was inadmissible investigative hearsay and the prejudicial effect of its admission
requires the reversal of his conviction. We disagree.
During direct examination, VanVranken testified that Betsy’s family
members “gathered around me to advise me that Mr. Wells had indeed struck—.”
VanVranken was quickly interrupted by defense counsel’s objection, and the trial
court sustained the objection before informing the witness that he could not repeat
the family members’ out-of-court statements. Thus, the trial court prevented
VanVranken from reciting what he had been told by Betsy’s family.
VanVranken’s testimony did not prejudice Well’s right to a fair trial.
Although the jury probably believed that the family informed VanVranken that
Wells had struck her, multiple witnesses testified that Wells struck Betsy on her
face with a beer bottle. Our precedent establishes that the reversal of a conviction
is unnecessary when the testimony was proven by other properly admitted
evidence.
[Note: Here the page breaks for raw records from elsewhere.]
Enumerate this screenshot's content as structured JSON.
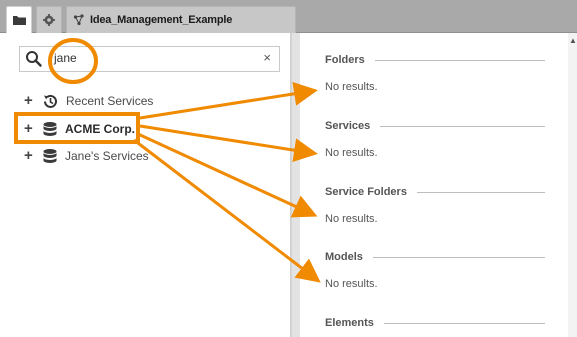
{
  "window": {
    "tabs": [
      {
        "name": "folder",
        "icon": "folder-icon"
      },
      {
        "name": "settings",
        "icon": "gear-icon"
      },
      {
        "name": "model",
        "icon": "model-icon",
        "label": "Idea_Management_Example"
      }
    ]
  },
  "search": {
    "value": "jane",
    "clear_label": "×"
  },
  "tree": {
    "items": [
      {
        "expander": "+",
        "icon": "history-icon",
        "label": "Recent Services"
      },
      {
        "expander": "+",
        "icon": "database-icon",
        "label": "ACME Corp."
      },
      {
        "expander": "+",
        "icon": "database-icon",
        "label": "Jane's Services"
      }
    ]
  },
  "results": {
    "sections": [
      {
        "title": "Folders",
        "message": "No results."
      },
      {
        "title": "Services",
        "message": "No results."
      },
      {
        "title": "Service Folders",
        "message": "No results."
      },
      {
        "title": "Models",
        "message": "No results."
      },
      {
        "title": "Elements",
        "message": ""
      }
    ]
  },
  "colors": {
    "annotation": "#f08a00",
    "tab_bar": "#a9a9a9"
  }
}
Shepherd v. Commonwealth, 327 S.W.2d 956, 957-58 (Ky. 1959).
Accordingly, because other witnesses testified to what VanVranken attempted to
state, his testimony does not warrant the reversal of Wells’ conviction.
Wells next contends that Probation and Parole Officer Lana Rose was
improperly permitted to prove Wells’ prior conviction without the introduction of
documentation. During the sentencing phase, to establish Wells’ prior conviction,
Rose testified that she believed Wells had been convicted for murder but believed
it had been amended down to manslaughter. However, no documentation
regarding the conviction was read to the jury or admitted in the record. Although
Wells did not object to this testimony, he contends that the prosecution’s failure to
introduce the original or a certified copy of his judgment of conviction is palpable
error. We disagree.
Under palpable error analysis, an appellate court may review for any
error which affects the substantial rights of a defendant even when the error was
not preserved by a proper objection at trial. Bell v. Commonwealth, 245 S.W.3d
738, 741 (Ky. 2008). For an error to be palpable, the error must be so easily
perceptible and obvious that a “manifest injustice” would result if appropriate
relief is not granted. Schoenbachler v. Commonwealth, 95 S.W.3d 830, 836 (Ky.
2003). Palpable error analysis boils down to whether or not there is a substantial
possibility that the outcome of the defendant’s case would have been different
absent the error. Brewer v. Commonwealth, 206 S.W.3d 343, 349 (Ky. 2006).
Although Wells correctly argues that the prosecution must introduce
an original or certified copy of his judgment of conviction, he does not state that
Rose’s testimony was incorrect. To the contrary, Wells concedes that he had been
convicted of manslaughter prior to his assault convictions. Therefore, Rose’s
testimony and the failure to introduce documentation regarding his prior conviction
was not palpable error.
BRIEF FOR APPELLANT:
BRIEF FOR APPELLEE:
Julia K. Pearson
Assistant Public Advocate
Department of Public Advocacy
Attorney General of Kentucky
Samuel J. Floyd, Jr.
Assistant Attorney General